Web page and app entries
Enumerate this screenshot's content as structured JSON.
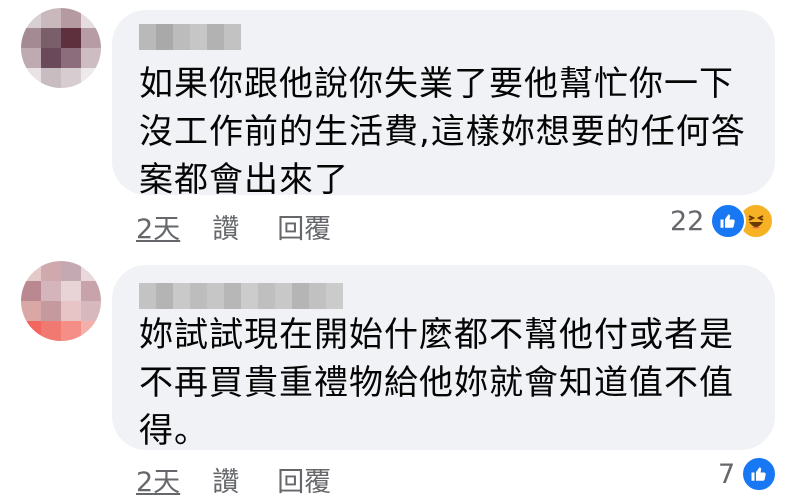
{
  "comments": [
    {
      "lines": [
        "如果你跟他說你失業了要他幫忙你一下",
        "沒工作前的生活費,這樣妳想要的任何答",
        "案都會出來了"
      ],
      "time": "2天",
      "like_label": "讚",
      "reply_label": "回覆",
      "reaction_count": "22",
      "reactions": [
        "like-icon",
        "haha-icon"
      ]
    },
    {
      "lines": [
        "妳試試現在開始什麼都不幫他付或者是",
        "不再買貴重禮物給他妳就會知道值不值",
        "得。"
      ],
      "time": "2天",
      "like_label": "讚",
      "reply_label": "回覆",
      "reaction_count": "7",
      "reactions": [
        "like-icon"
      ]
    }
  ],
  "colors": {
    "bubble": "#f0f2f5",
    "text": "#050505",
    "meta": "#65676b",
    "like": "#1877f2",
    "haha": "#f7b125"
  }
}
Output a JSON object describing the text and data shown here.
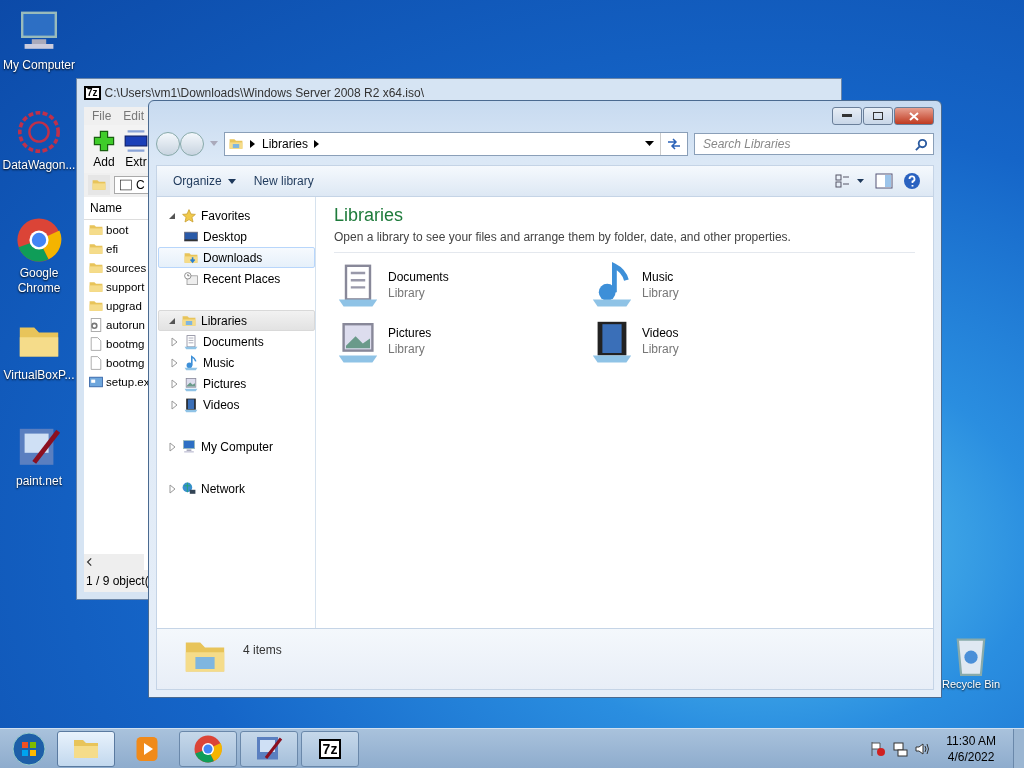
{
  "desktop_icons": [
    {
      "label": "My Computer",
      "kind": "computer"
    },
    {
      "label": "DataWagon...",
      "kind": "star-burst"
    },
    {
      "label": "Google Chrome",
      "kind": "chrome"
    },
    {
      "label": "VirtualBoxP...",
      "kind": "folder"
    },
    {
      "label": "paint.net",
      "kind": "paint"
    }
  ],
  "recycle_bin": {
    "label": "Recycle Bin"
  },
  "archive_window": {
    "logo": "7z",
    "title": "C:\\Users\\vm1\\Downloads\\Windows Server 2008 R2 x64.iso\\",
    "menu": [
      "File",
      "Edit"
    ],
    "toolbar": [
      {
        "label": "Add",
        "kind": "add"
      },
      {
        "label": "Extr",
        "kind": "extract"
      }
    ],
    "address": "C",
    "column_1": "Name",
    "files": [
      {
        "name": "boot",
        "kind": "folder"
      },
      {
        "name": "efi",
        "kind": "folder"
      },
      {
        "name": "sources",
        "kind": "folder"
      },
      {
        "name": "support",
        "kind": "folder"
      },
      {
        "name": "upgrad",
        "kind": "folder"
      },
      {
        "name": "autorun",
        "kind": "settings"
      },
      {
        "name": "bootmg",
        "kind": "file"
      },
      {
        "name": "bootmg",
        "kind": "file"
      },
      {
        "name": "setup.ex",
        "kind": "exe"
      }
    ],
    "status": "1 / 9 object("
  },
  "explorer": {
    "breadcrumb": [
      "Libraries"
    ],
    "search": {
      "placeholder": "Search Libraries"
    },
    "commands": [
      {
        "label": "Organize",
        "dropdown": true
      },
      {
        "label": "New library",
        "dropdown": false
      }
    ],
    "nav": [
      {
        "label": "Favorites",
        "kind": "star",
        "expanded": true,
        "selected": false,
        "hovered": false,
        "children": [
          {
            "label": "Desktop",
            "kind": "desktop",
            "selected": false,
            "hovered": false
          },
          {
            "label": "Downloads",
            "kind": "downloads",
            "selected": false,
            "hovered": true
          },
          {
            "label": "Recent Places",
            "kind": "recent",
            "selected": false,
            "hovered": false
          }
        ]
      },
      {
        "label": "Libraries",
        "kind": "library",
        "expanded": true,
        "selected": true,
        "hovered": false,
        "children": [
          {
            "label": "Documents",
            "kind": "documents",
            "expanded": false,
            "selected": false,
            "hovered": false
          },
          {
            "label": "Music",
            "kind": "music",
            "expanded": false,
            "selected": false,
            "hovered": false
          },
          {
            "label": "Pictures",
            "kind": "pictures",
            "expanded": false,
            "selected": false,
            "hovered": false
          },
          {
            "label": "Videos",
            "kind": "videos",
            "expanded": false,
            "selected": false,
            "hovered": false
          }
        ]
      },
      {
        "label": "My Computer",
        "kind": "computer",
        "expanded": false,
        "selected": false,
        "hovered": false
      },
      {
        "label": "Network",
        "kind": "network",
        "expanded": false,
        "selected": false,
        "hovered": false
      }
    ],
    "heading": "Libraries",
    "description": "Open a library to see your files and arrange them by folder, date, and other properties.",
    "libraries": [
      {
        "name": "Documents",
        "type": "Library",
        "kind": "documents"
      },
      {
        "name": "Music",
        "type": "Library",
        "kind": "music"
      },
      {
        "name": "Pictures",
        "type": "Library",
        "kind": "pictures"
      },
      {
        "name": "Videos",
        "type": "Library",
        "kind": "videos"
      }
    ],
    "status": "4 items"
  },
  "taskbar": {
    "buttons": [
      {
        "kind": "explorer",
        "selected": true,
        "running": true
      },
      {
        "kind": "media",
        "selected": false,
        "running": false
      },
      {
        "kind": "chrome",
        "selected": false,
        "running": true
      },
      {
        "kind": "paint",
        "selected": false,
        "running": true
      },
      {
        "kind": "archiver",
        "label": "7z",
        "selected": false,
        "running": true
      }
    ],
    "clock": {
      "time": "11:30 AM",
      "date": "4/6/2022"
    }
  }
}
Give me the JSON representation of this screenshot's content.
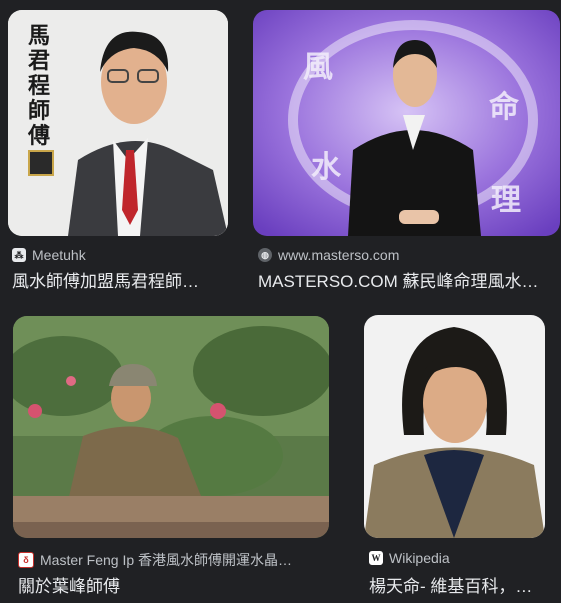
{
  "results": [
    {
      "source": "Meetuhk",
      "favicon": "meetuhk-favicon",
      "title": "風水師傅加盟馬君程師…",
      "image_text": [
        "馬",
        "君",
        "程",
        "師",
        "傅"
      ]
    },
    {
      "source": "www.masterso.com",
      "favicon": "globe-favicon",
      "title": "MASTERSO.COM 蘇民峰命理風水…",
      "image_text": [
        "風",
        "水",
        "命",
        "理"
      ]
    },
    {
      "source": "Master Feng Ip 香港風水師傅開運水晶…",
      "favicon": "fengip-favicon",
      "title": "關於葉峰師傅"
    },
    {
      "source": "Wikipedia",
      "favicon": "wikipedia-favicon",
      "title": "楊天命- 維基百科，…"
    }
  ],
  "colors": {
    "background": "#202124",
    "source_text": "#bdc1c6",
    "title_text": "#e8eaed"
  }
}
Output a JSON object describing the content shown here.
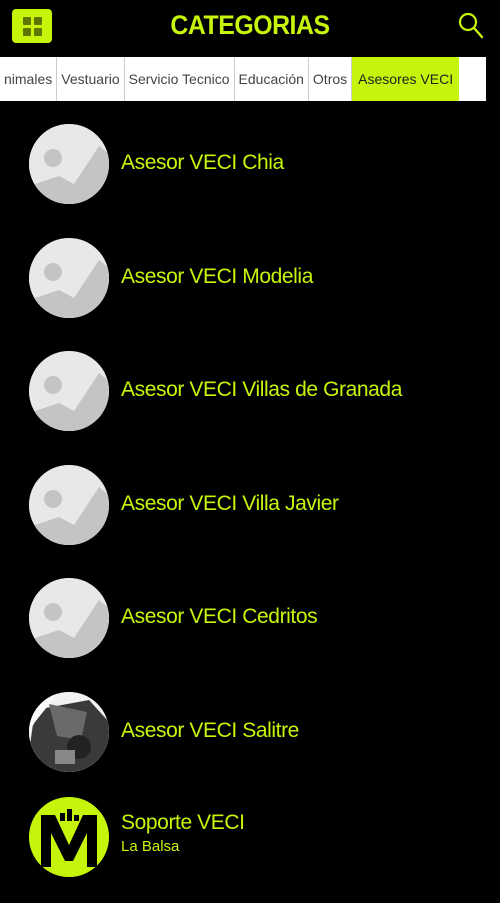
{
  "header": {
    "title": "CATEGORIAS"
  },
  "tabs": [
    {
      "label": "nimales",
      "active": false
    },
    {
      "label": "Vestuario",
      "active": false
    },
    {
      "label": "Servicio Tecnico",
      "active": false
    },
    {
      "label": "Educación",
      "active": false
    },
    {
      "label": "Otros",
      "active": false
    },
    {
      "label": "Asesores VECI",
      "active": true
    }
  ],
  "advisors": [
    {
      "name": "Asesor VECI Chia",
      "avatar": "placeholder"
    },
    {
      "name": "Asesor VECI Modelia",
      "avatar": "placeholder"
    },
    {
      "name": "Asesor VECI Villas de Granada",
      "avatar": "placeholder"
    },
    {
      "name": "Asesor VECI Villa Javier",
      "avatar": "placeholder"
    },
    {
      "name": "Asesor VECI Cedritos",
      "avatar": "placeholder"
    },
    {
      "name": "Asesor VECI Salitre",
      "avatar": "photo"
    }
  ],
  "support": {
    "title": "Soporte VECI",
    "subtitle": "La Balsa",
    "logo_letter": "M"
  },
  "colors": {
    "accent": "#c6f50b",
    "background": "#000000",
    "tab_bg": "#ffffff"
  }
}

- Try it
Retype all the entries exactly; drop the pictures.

- Written reply
Enumerate this screenshot's content as structured JSON.
{
  "comments": [
    {
      "lines": [
        "如果你跟他說你失業了要他幫忙你一下",
        "沒工作前的生活費,這樣妳想要的任何答",
        "案都會出來了"
      ],
      "time": "2天",
      "like_label": "讚",
      "reply_label": "回覆",
      "reaction_count": "22",
      "reactions": [
        "like-icon",
        "haha-icon"
      ]
    },
    {
      "lines": [
        "妳試試現在開始什麼都不幫他付或者是",
        "不再買貴重禮物給他妳就會知道值不值",
        "得。"
      ],
      "time": "2天",
      "like_label": "讚",
      "reply_label": "回覆",
      "reaction_count": "7",
      "reactions": [
        "like-icon"
      ]
    }
  ],
  "colors": {
    "bubble": "#f0f2f5",
    "text": "#050505",
    "meta": "#65676b",
    "like": "#1877f2",
    "haha": "#f7b125"
  }
}
Output a JSON object describing the text and data shown here.
{
  "desktop_icons": [
    {
      "label": "My Computer",
      "kind": "computer"
    },
    {
      "label": "DataWagon...",
      "kind": "star-burst"
    },
    {
      "label": "Google Chrome",
      "kind": "chrome"
    },
    {
      "label": "VirtualBoxP...",
      "kind": "folder"
    },
    {
      "label": "paint.net",
      "kind": "paint"
    }
  ],
  "recycle_bin": {
    "label": "Recycle Bin"
  },
  "archive_window": {
    "logo": "7z",
    "title": "C:\\Users\\vm1\\Downloads\\Windows Server 2008 R2 x64.iso\\",
    "menu": [
      "File",
      "Edit"
    ],
    "toolbar": [
      {
        "label": "Add",
        "kind": "add"
      },
      {
        "label": "Extr",
        "kind": "extract"
      }
    ],
    "address": "C",
    "column_1": "Name",
    "files": [
      {
        "name": "boot",
        "kind": "folder"
      },
      {
        "name": "efi",
        "kind": "folder"
      },
      {
        "name": "sources",
        "kind": "folder"
      },
      {
        "name": "support",
        "kind": "folder"
      },
      {
        "name": "upgrad",
        "kind": "folder"
      },
      {
        "name": "autorun",
        "kind": "settings"
      },
      {
        "name": "bootmg",
        "kind": "file"
      },
      {
        "name": "bootmg",
        "kind": "file"
      },
      {
        "name": "setup.ex",
        "kind": "exe"
      }
    ],
    "status": "1 / 9 object("
  },
  "explorer": {
    "breadcrumb": [
      "Libraries"
    ],
    "search": {
      "placeholder": "Search Libraries"
    },
    "commands": [
      {
        "label": "Organize",
        "dropdown": true
      },
      {
        "label": "New library",
        "dropdown": false
      }
    ],
    "nav": [
      {
        "label": "Favorites",
        "kind": "star",
        "expanded": true,
        "selected": false,
        "hovered": false,
        "children": [
          {
            "label": "Desktop",
            "kind": "desktop",
            "selected": false,
            "hovered": false
          },
          {
            "label": "Downloads",
            "kind": "downloads",
            "selected": false,
            "hovered": true
          },
          {
            "label": "Recent Places",
            "kind": "recent",
            "selected": false,
            "hovered": false
          }
        ]
      },
      {
        "label": "Libraries",
        "kind": "library",
        "expanded": true,
        "selected": true,
        "hovered": false,
        "children": [
          {
            "label": "Documents",
            "kind": "documents",
            "expanded": false,
            "selected": false,
            "hovered": false
          },
          {
            "label": "Music",
            "kind": "music",
            "expanded": false,
            "selected": false,
            "hovered": false
          },
          {
            "label": "Pictures",
            "kind": "pictures",
            "expanded": false,
            "selected": false,
            "hovered": false
          },
          {
            "label": "Videos",
            "kind": "videos",
            "expanded": false,
            "selected": false,
            "hovered": false
          }
        ]
      },
      {
        "label": "My Computer",
        "kind": "computer",
        "expanded": false,
        "selected": false,
        "hovered": false
      },
      {
        "label": "Network",
        "kind": "network",
        "expanded": false,
        "selected": false,
        "hovered": false
      }
    ],
    "heading": "Libraries",
    "description": "Open a library to see your files and arrange them by folder, date, and other properties.",
    "libraries": [
      {
        "name": "Documents",
        "type": "Library",
        "kind": "documents"
      },
      {
        "name": "Music",
        "type": "Library",
        "kind": "music"
      },
      {
        "name": "Pictures",
        "type": "Library",
        "kind": "pictures"
      },
      {
        "name": "Videos",
        "type": "Library",
        "kind": "videos"
      }
    ],
    "status": "4 items"
  },
  "taskbar": {
    "buttons": [
      {
        "kind": "explorer",
        "selected": true,
        "running": true
      },
      {
        "kind": "media",
        "selected": false,
        "running": false
      },
      {
        "kind": "chrome",
        "selected": false,
        "running": true
      },
      {
        "kind": "paint",
        "selected": false,
        "running": true
      },
      {
        "kind": "archiver",
        "label": "7z",
        "selected": false,
        "running": true
      }
    ],
    "clock": {
      "time": "11:30 AM",
      "date": "4/6/2022"
    }
  }
}
Give me the JSON representation of this screenshot's content.
{
  "results": [
    {
      "source": "Meetuhk",
      "favicon": "meetuhk-favicon",
      "title": "風水師傅加盟馬君程師…",
      "image_text": [
        "馬",
        "君",
        "程",
        "師",
        "傅"
      ]
    },
    {
      "source": "www.masterso.com",
      "favicon": "globe-favicon",
      "title": "MASTERSO.COM 蘇民峰命理風水…",
      "image_text": [
        "風",
        "水",
        "命",
        "理"
      ]
    },
    {
      "source": "Master Feng Ip 香港風水師傅開運水晶…",
      "favicon": "fengip-favicon",
      "title": "關於葉峰師傅"
    },
    {
      "source": "Wikipedia",
      "favicon": "wikipedia-favicon",
      "title": "楊天命- 維基百科，…"
    }
  ],
  "colors": {
    "background": "#202124",
    "source_text": "#bdc1c6",
    "title_text": "#e8eaed"
  }
}
Output a JSON object describing the content shown here.
{
  "header": {
    "title": "CATEGORIAS"
  },
  "tabs": [
    {
      "label": "nimales",
      "active": false
    },
    {
      "label": "Vestuario",
      "active": false
    },
    {
      "label": "Servicio Tecnico",
      "active": false
    },
    {
      "label": "Educación",
      "active": false
    },
    {
      "label": "Otros",
      "active": false
    },
    {
      "label": "Asesores VECI",
      "active": true
    }
  ],
  "advisors": [
    {
      "name": "Asesor VECI Chia",
      "avatar": "placeholder"
    },
    {
      "name": "Asesor VECI Modelia",
      "avatar": "placeholder"
    },
    {
      "name": "Asesor VECI Villas de Granada",
      "avatar": "placeholder"
    },
    {
      "name": "Asesor VECI Villa Javier",
      "avatar": "placeholder"
    },
    {
      "name": "Asesor VECI Cedritos",
      "avatar": "placeholder"
    },
    {
      "name": "Asesor VECI Salitre",
      "avatar": "photo"
    }
  ],
  "support": {
    "title": "Soporte VECI",
    "subtitle": "La Balsa",
    "logo_letter": "M"
  },
  "colors": {
    "accent": "#c6f50b",
    "background": "#000000",
    "tab_bg": "#ffffff"
  }
}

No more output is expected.